● **STUDY MATERIAL**:
◇ ◇ ◇ ◇ ◇ ◇ ◇

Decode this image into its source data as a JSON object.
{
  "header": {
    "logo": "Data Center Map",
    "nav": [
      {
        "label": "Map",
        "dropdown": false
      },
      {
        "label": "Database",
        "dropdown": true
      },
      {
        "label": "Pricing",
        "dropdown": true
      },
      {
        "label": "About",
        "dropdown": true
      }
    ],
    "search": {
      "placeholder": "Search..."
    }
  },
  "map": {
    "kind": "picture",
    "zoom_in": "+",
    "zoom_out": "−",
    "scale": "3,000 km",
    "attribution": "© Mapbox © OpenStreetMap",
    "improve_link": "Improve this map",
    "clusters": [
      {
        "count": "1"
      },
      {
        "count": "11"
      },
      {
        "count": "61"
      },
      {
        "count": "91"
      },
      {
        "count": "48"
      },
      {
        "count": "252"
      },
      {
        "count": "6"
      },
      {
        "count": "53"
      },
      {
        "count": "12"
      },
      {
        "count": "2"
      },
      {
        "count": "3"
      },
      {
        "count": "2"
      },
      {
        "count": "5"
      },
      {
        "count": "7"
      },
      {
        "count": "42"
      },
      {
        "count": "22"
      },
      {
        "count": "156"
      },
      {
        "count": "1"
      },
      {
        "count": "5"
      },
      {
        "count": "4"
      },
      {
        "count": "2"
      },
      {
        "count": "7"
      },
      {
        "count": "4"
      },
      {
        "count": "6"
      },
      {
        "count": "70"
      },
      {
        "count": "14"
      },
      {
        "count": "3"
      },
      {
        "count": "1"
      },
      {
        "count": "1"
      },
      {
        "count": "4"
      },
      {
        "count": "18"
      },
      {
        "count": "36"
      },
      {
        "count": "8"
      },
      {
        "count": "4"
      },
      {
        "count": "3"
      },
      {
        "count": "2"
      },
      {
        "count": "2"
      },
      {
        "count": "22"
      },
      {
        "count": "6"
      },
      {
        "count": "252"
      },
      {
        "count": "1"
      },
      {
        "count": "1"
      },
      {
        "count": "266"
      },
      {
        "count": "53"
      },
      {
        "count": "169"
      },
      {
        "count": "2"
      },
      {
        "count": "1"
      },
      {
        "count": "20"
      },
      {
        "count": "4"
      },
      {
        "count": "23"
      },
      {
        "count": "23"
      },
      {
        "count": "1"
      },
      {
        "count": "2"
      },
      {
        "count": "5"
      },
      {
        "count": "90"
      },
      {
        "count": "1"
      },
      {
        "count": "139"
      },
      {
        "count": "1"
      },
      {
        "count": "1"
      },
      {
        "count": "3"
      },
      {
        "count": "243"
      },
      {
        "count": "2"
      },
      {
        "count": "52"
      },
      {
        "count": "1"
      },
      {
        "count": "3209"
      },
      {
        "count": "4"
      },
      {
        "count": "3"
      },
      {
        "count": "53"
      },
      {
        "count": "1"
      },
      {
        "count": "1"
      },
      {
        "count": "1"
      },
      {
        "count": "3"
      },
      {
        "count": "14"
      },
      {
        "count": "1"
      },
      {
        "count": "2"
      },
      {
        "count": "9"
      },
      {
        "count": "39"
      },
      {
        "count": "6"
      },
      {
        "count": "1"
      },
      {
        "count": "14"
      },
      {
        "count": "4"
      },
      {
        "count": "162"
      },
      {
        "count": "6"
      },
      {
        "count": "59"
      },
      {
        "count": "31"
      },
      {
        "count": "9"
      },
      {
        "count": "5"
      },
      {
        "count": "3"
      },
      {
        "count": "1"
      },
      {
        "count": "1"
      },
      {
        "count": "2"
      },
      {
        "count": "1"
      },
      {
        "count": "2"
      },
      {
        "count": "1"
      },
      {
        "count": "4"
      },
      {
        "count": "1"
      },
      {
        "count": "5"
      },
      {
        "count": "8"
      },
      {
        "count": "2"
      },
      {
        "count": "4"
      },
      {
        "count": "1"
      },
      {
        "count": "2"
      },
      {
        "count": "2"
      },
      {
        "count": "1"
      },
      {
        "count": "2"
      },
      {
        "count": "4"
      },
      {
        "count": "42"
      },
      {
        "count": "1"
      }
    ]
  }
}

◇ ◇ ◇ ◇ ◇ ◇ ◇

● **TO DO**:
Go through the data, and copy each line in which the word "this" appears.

● **THE COMPLETED TASK**:
Decode this image into its source data as a JSON object.
    "improve_link": "Improve this map",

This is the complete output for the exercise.